-- Your instructions --
What is needed is an exact copy of the records below, with the pictures left out.
***** Supplied entries *****
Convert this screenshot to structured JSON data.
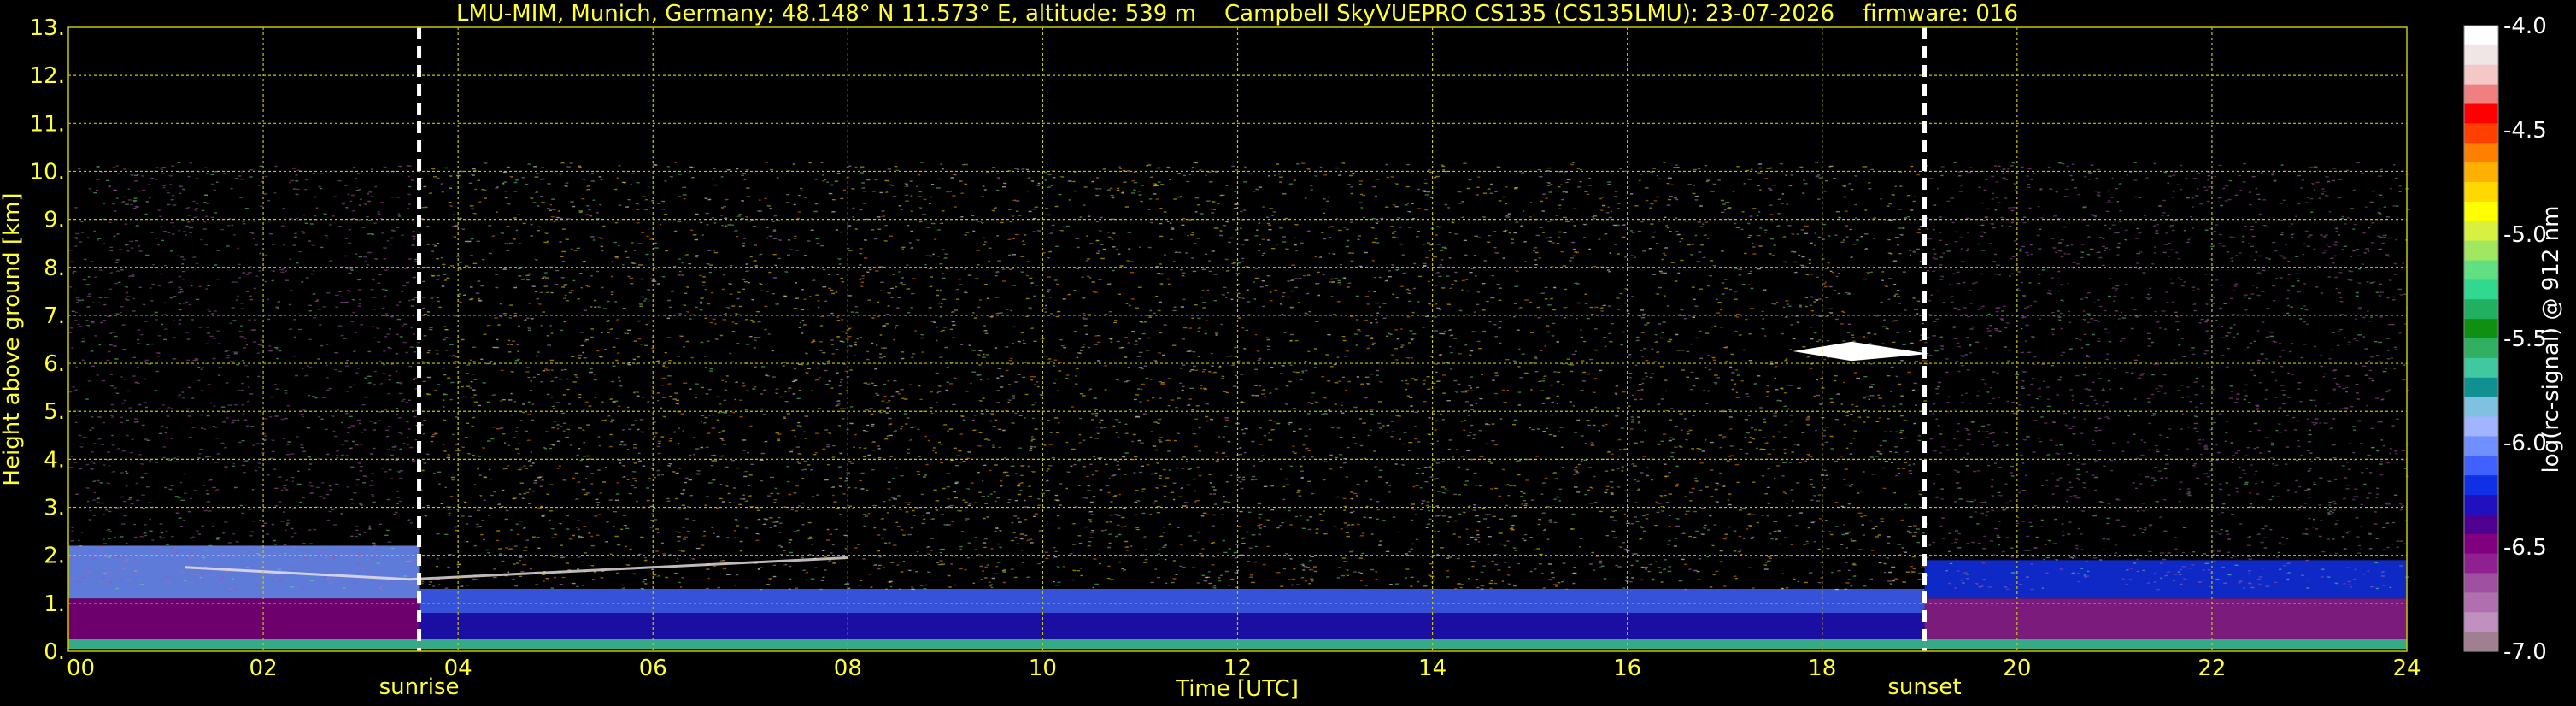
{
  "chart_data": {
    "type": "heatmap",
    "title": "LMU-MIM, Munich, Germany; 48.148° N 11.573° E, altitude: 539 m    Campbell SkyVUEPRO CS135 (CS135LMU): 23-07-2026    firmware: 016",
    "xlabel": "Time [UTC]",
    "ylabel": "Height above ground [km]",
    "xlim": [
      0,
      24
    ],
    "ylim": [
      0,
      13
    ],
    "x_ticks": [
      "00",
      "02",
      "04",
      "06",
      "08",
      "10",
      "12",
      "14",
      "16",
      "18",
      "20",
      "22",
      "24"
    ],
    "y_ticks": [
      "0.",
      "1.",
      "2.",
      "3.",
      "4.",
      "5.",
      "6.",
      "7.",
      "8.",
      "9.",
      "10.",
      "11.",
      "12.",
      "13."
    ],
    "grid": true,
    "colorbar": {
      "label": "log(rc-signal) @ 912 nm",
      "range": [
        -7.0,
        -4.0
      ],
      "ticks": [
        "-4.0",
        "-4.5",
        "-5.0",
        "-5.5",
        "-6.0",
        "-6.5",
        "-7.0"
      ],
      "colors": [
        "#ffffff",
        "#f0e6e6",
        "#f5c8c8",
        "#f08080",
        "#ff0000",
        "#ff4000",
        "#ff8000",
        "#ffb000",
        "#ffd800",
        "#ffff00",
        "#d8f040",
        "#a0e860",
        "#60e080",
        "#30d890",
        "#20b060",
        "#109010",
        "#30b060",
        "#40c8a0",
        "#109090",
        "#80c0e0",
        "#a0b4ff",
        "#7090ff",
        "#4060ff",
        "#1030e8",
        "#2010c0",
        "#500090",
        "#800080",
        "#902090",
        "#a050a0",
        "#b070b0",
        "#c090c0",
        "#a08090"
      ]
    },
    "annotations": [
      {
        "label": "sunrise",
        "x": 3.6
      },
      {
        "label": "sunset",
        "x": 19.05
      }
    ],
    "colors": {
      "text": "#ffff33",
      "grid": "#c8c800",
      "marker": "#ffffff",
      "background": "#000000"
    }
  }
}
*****
-- Answer to the problem --
Convert this screenshot to structured JSON data.
{
  "chart_data": {
    "type": "heatmap",
    "title": "LMU-MIM, Munich, Germany; 48.148° N 11.573° E, altitude: 539 m    Campbell SkyVUEPRO CS135 (CS135LMU): 23-07-2026    firmware: 016",
    "xlabel": "Time [UTC]",
    "ylabel": "Height above ground [km]",
    "xlim": [
      0,
      24
    ],
    "ylim": [
      0,
      13
    ],
    "x_ticks": [
      "00",
      "02",
      "04",
      "06",
      "08",
      "10",
      "12",
      "14",
      "16",
      "18",
      "20",
      "22",
      "24"
    ],
    "y_ticks": [
      "0.",
      "1.",
      "2.",
      "3.",
      "4.",
      "5.",
      "6.",
      "7.",
      "8.",
      "9.",
      "10.",
      "11.",
      "12.",
      "13."
    ],
    "grid": true,
    "colorbar": {
      "label": "log(rc-signal) @ 912 nm",
      "range": [
        -7.0,
        -4.0
      ],
      "ticks": [
        "-4.0",
        "-4.5",
        "-5.0",
        "-5.5",
        "-6.0",
        "-6.5",
        "-7.0"
      ],
      "colors": [
        "#ffffff",
        "#f0e6e6",
        "#f5c8c8",
        "#f08080",
        "#ff0000",
        "#ff4000",
        "#ff8000",
        "#ffb000",
        "#ffd800",
        "#ffff00",
        "#d8f040",
        "#a0e860",
        "#60e080",
        "#30d890",
        "#20b060",
        "#109010",
        "#30b060",
        "#40c8a0",
        "#109090",
        "#80c0e0",
        "#a0b4ff",
        "#7090ff",
        "#4060ff",
        "#1030e8",
        "#2010c0",
        "#500090",
        "#800080",
        "#902090",
        "#a050a0",
        "#b070b0",
        "#c090c0",
        "#a08090"
      ]
    },
    "annotations": [
      {
        "label": "sunrise",
        "x": 3.6
      },
      {
        "label": "sunset",
        "x": 19.05
      }
    ],
    "colors": {
      "text": "#ffff33",
      "grid": "#c8c800",
      "marker": "#ffffff",
      "background": "#000000"
    }
  }
}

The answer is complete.